BEGIN The records
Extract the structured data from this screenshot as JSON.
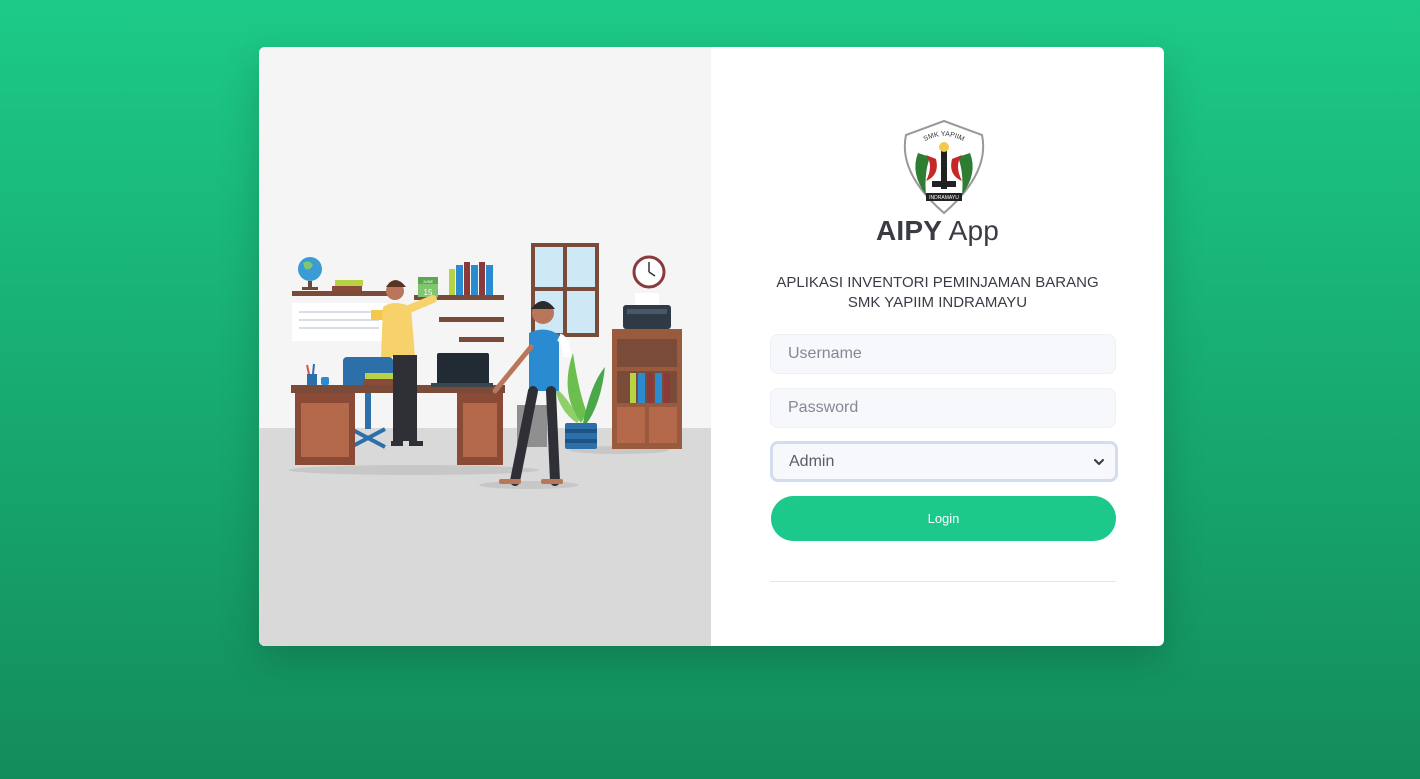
{
  "app": {
    "title_bold": "AIPY",
    "title_rest": "App",
    "subtitle_line1": "APLIKASI INVENTORI PEMINJAMAN BARANG",
    "subtitle_line2": "SMK YAPIIM INDRAMAYU"
  },
  "logo": {
    "icon": "school-crest-icon",
    "text_top": "SMK YAPIIM",
    "text_bottom": "INDRAMAYU"
  },
  "illustration": {
    "icon": "office-scene-illustration",
    "calendar_month": "JUNE",
    "calendar_day": "15"
  },
  "form": {
    "username_placeholder": "Username",
    "password_placeholder": "Password",
    "role_selected": "Admin",
    "login_label": "Login"
  },
  "colors": {
    "background": "#1dca88",
    "accent": "#1cc88a",
    "text": "#3a3b45"
  }
}
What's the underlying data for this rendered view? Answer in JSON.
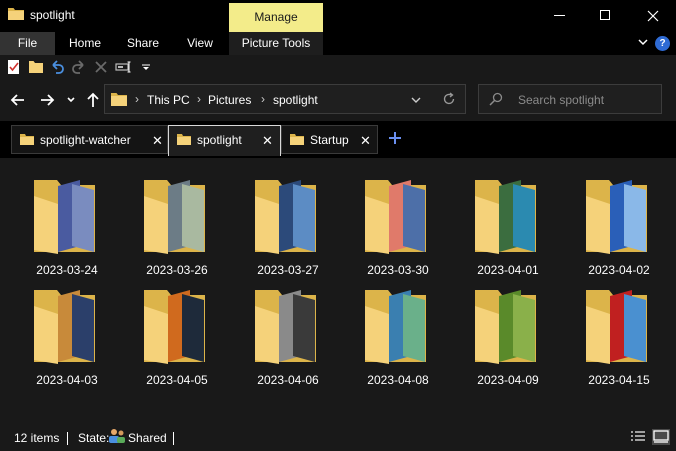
{
  "window": {
    "title": "spotlight",
    "contextual_tab": "Manage"
  },
  "ribbon": {
    "tabs": [
      "File",
      "Home",
      "Share",
      "View",
      "Picture Tools"
    ],
    "help_label": "?"
  },
  "address": {
    "crumbs": [
      "This PC",
      "Pictures",
      "spotlight"
    ]
  },
  "search": {
    "placeholder": "Search spotlight"
  },
  "folder_tabs": [
    {
      "label": "spotlight-watcher",
      "active": false
    },
    {
      "label": "spotlight",
      "active": true
    },
    {
      "label": "Startup",
      "active": false
    }
  ],
  "folders": [
    {
      "name": "2023-03-24",
      "thumbs": [
        "#4a5ba0",
        "#7a8cbf"
      ]
    },
    {
      "name": "2023-03-26",
      "thumbs": [
        "#6c7c86",
        "#a9b9a0"
      ]
    },
    {
      "name": "2023-03-27",
      "thumbs": [
        "#2c4a7a",
        "#5c8cc4"
      ]
    },
    {
      "name": "2023-03-30",
      "thumbs": [
        "#e07a6a",
        "#4d6fa8"
      ]
    },
    {
      "name": "2023-04-01",
      "thumbs": [
        "#3b6d3f",
        "#2b8ab0"
      ]
    },
    {
      "name": "2023-04-02",
      "thumbs": [
        "#2a5fb8",
        "#8ab8e8"
      ]
    },
    {
      "name": "2023-04-03",
      "thumbs": [
        "#c88a3a",
        "#2b3f6a"
      ]
    },
    {
      "name": "2023-04-05",
      "thumbs": [
        "#d06a1e",
        "#1e2a3a"
      ]
    },
    {
      "name": "2023-04-06",
      "thumbs": [
        "#8a8a8a",
        "#3a3a3a"
      ]
    },
    {
      "name": "2023-04-08",
      "thumbs": [
        "#3a7fb0",
        "#6ab08a"
      ]
    },
    {
      "name": "2023-04-09",
      "thumbs": [
        "#5a8a2a",
        "#8ab04a"
      ]
    },
    {
      "name": "2023-04-15",
      "thumbs": [
        "#c02020",
        "#4a90d0"
      ]
    }
  ],
  "status": {
    "item_count": "12 items",
    "state_label": "State:",
    "state_value": "Shared"
  },
  "colors": {
    "folder_back": "#dcb44a",
    "folder_front": "#f5d27a",
    "manage_bg": "#f3ec8a"
  }
}
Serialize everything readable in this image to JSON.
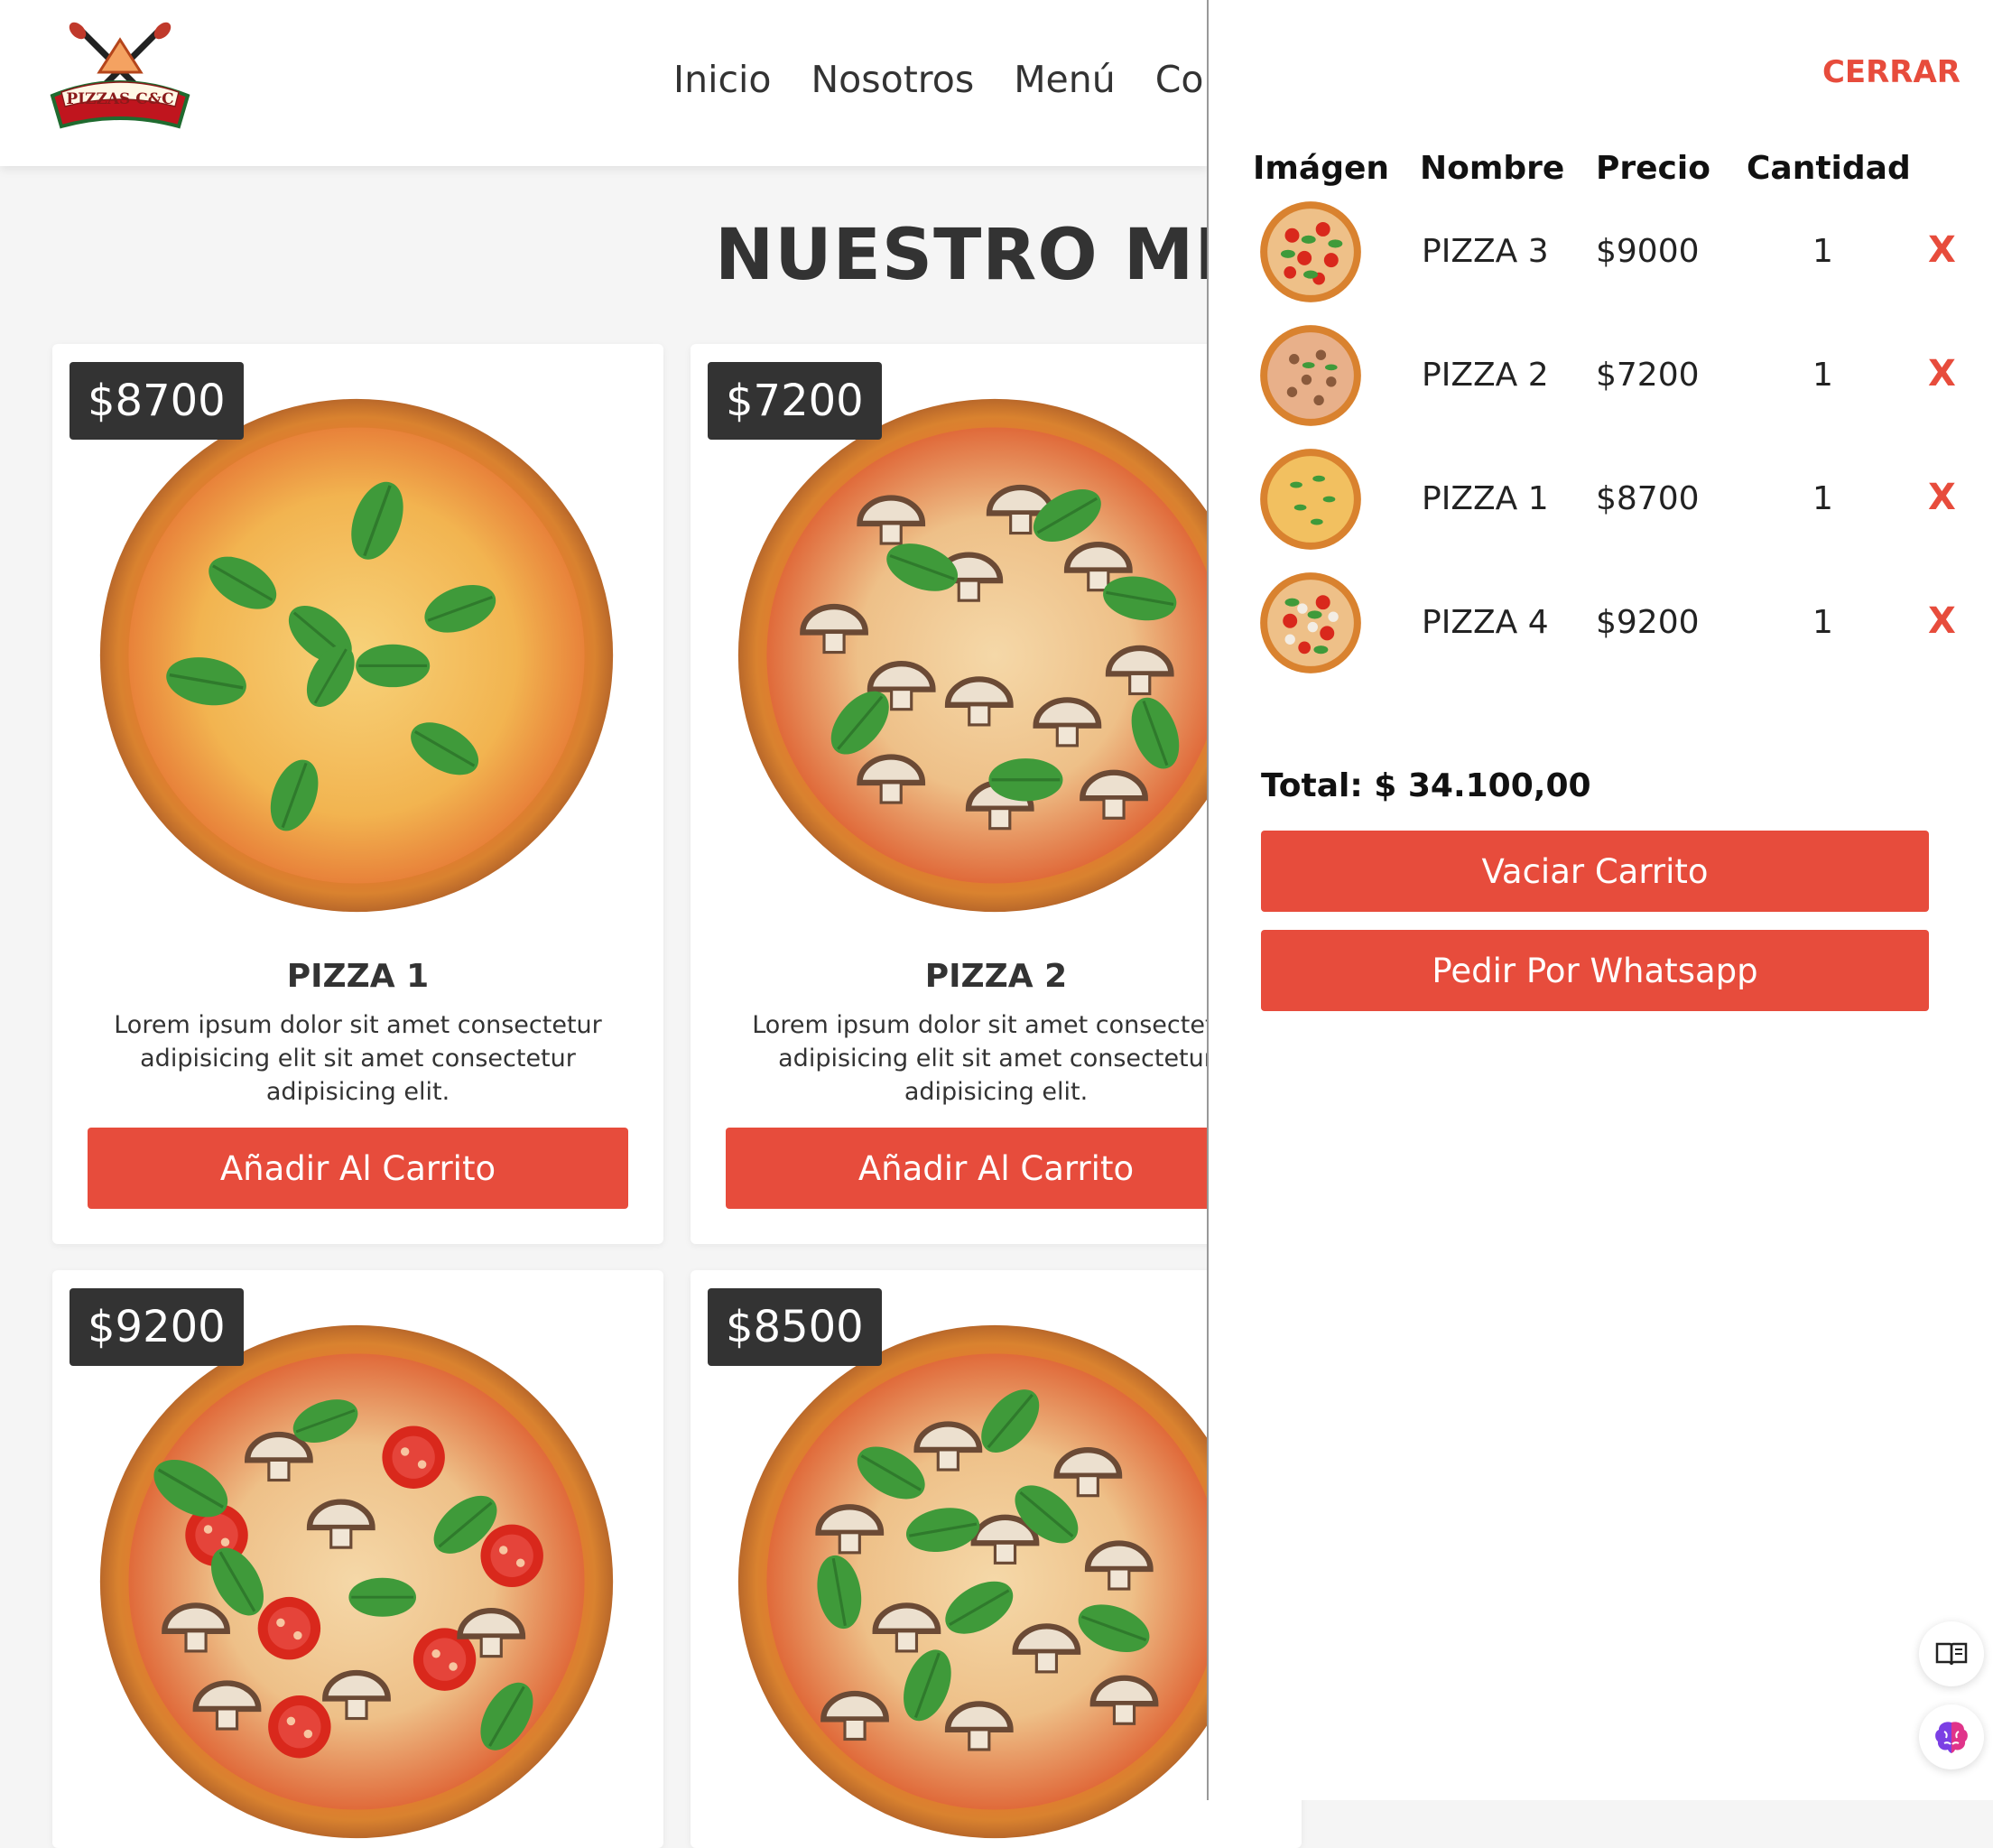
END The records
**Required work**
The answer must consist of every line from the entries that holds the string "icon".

**Problem solution**
    "icon": "school-crest-icon",
    "icon": "office-scene-illustration",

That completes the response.